Source: Oak Ridge National Laboratory

Explore further: Shedding light on solar power

add to favorites email to friend print save as pdf

Related Stories

Form Devices team designs Point as a house sitter

7 hours ago

A Scandinavian team "with an international outlook" and good eye for electronics, software and design aims to reach success with what they characterize as "a softer take" on home security. Their device is ...

Man pleads guilty in New York cybercrime case

10 hours ago

A California man has pleaded guilty in New York City for his role marketing malware that federal authorities say infected more than a half-million computers worldwide.

NASA issues 'remastered' view of Jupiter's moon Europa

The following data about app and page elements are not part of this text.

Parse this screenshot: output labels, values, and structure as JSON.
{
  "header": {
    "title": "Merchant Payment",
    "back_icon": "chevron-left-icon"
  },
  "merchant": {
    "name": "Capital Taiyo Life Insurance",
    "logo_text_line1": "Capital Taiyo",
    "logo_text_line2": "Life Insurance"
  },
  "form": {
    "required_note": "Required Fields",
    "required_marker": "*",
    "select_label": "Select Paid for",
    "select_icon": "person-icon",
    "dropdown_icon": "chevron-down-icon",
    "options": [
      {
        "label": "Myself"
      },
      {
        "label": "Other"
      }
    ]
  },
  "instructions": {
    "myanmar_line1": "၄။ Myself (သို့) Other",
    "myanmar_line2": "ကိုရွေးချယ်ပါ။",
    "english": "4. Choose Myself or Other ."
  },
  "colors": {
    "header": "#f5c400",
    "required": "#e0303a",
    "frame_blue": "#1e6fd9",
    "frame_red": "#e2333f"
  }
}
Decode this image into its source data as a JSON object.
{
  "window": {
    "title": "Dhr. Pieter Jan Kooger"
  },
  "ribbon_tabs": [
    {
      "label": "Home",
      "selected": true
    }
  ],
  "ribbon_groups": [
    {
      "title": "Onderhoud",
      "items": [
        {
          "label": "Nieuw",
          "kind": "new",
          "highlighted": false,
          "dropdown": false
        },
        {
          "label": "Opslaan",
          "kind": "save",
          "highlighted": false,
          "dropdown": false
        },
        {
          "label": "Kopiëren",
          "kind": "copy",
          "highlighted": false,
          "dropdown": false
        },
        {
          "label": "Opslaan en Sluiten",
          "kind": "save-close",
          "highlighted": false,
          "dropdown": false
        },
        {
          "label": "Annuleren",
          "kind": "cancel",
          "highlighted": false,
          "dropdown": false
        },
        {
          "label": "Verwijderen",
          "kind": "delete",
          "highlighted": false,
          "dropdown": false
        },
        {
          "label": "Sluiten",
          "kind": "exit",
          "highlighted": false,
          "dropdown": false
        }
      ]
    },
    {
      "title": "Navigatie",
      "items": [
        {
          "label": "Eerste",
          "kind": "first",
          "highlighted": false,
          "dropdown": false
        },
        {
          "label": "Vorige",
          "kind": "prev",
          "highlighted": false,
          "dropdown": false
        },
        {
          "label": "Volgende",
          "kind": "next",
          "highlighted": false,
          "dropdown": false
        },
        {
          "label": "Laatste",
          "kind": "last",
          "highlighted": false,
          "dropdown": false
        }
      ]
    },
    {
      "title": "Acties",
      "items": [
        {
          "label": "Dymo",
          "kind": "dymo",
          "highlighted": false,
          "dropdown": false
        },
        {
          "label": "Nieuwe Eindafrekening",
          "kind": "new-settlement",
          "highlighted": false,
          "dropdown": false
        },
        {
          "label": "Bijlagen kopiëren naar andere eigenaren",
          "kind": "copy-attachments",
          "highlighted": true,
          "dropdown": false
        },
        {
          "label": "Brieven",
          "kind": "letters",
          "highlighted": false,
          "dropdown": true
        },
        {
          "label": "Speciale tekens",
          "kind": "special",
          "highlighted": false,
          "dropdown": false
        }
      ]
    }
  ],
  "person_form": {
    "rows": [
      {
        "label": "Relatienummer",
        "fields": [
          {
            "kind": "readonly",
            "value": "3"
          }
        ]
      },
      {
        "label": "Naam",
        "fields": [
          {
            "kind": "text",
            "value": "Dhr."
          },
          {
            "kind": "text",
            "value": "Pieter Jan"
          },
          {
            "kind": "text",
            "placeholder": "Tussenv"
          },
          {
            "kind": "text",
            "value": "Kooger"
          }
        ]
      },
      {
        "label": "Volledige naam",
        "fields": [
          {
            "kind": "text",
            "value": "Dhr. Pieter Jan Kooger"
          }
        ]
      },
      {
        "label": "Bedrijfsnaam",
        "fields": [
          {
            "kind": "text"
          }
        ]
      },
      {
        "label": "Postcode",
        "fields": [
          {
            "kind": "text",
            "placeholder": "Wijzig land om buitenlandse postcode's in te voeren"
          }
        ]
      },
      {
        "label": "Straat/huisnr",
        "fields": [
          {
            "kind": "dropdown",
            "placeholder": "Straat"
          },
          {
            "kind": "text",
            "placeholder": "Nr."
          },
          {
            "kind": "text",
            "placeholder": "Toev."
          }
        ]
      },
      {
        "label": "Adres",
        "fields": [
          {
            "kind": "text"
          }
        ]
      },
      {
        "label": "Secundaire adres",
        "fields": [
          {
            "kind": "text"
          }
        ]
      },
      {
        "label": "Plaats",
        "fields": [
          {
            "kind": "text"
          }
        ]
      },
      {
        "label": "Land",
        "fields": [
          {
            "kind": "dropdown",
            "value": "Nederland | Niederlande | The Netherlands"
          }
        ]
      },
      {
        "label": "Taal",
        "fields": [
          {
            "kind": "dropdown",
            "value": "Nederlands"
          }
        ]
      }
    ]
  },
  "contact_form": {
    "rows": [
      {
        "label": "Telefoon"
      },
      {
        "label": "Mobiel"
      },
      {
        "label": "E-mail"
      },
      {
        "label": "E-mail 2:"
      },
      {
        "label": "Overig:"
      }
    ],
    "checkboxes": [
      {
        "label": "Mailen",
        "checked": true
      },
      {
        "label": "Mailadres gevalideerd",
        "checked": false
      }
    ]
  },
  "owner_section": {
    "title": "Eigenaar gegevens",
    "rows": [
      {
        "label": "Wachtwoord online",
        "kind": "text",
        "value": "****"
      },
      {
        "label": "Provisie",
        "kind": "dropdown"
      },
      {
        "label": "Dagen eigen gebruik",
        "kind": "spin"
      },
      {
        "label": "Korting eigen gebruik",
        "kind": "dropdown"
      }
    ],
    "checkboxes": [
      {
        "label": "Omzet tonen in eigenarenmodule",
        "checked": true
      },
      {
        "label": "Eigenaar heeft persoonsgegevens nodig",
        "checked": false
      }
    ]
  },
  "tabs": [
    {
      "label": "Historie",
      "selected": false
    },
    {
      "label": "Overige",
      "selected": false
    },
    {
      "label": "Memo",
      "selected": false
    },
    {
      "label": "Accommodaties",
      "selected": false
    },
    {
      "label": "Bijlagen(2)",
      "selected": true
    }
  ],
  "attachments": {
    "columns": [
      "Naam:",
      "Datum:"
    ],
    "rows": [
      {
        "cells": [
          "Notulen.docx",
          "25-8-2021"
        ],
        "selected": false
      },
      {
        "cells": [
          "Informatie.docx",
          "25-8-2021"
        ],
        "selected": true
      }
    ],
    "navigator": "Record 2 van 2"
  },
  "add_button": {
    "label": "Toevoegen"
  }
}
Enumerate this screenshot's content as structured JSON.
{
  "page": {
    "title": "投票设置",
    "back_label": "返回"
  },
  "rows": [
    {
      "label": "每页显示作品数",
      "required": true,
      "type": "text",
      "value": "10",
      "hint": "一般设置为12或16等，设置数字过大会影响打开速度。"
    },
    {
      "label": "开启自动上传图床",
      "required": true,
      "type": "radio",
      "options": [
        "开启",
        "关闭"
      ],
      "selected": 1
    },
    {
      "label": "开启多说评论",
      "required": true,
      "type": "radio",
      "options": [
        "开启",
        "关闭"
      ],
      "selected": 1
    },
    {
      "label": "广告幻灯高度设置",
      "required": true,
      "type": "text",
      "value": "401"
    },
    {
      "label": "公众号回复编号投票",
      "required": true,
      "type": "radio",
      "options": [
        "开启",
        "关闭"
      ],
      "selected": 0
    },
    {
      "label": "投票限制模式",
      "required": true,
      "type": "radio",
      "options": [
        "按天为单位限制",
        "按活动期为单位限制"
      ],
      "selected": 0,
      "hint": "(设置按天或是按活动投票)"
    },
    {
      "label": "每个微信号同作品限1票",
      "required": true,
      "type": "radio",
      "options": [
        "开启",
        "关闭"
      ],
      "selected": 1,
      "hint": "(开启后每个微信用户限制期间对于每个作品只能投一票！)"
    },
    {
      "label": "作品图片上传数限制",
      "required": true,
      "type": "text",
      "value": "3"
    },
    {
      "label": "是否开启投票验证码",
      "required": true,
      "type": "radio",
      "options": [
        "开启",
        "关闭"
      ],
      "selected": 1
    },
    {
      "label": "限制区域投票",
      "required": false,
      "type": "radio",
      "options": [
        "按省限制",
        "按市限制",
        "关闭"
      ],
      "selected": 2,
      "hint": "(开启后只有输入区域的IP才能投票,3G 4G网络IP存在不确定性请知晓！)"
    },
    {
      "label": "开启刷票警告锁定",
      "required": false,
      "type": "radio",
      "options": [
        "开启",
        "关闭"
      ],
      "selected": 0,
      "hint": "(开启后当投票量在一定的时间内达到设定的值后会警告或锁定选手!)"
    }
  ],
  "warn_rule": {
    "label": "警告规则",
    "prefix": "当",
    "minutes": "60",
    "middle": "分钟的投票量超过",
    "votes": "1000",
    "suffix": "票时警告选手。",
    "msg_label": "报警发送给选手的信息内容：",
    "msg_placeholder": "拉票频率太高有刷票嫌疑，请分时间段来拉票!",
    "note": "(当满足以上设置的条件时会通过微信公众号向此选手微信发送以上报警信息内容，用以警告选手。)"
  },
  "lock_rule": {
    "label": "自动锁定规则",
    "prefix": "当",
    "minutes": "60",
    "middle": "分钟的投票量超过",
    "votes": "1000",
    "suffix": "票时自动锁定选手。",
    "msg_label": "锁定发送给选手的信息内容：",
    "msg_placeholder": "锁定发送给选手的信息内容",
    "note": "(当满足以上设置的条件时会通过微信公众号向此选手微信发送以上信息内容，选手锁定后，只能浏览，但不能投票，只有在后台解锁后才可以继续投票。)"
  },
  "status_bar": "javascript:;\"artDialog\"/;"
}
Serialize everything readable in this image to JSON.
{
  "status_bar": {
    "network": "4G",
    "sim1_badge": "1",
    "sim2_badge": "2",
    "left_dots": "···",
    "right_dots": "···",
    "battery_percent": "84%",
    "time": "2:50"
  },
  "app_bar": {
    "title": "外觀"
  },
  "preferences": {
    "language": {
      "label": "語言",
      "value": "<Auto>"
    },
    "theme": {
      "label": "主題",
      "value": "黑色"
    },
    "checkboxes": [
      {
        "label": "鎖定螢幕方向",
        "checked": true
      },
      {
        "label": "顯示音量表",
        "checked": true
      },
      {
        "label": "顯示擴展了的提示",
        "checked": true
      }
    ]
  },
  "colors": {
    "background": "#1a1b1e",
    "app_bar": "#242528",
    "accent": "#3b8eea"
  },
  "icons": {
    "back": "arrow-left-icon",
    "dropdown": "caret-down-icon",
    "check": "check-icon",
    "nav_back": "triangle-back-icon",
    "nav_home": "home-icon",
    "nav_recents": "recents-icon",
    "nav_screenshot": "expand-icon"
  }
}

19 hours ago

(Phys.org) —Scientists have produced a new version of what is perhaps NASA's best view of Jupiter's ice-covered moon, Europa. The mosaic of color images was obtained in the late 1990s by NASA's Galileo ...

Dish restores Turner channels to lineup

19 hours ago

Turner Broadcasting channels such as Cartoon Network and CNN are back on the Dish network after being dropped from the satellite TV provider's lineup during contract talks.

Recommended for you

Audi to develop Tesla Model S all-electric rival

10 hours ago

The Tesla Model S has a rival. Audi is to develop all-electric family car. This is to be a family car that will offer an all-electric range of 280 miles (450 kilometers), according to Auto Express, which ...

A green data center with an autonomous power supply

16 hours ago

A new data center in the United States is generating electricity for its servers entirely from renewable sources, converting biogas from a sewage treatment plant into electricity and water. Siemens implemented ...

Can we create an energy efficient Internet?

17 hours ago

With the number of Internet connected devices rapidly increasing, researchers from Melbourne are starting a new research program to reduce energy consumption of such devices.

Shedding light on solar power

Nov 27, 2014

Everyone wants to save energy, but not everyone knows where to start. Grid Resources, a startup based out of the Centre for Urban Energy's iCUE incubator, is developing a new website that seeks to help homeowners ...

Energy transition project moves into its second phase

Nov 27, 2014

Siemens is studying new concepts for optimizing the cost-effectiveness and technical performance of energy systems with distributed and fluctuating electricity production. The associated IRENE research project ...

User comments : 2

Adjust slider to filter visible comments by rank

Display comments: newest first

thku4grace
4 / 5 (1) Jul 28, 2008
Sounds great! But I don't see any information on how much a greater range this bus can manage. I also don't see how much more this bus will cost. "More costly" could mean $2.5 million a bus if we aren't careful.
lengould100
not rated yet Aug 14, 2008
I suppose the new bus is a worthwhile demonstration of a new materials process, but "more recyclable than aluminum"? And perhaps some aircraft engineers could help if you're having trouble with aluminum at low temperatures.

Should put a shorter leash on the PR flaks, it damages credibility.

Please sign in to add a comment. Registration is free, and takes less than a minute. Read more

Click here to reset your password.
Sign in to get notified via email when new comments are made.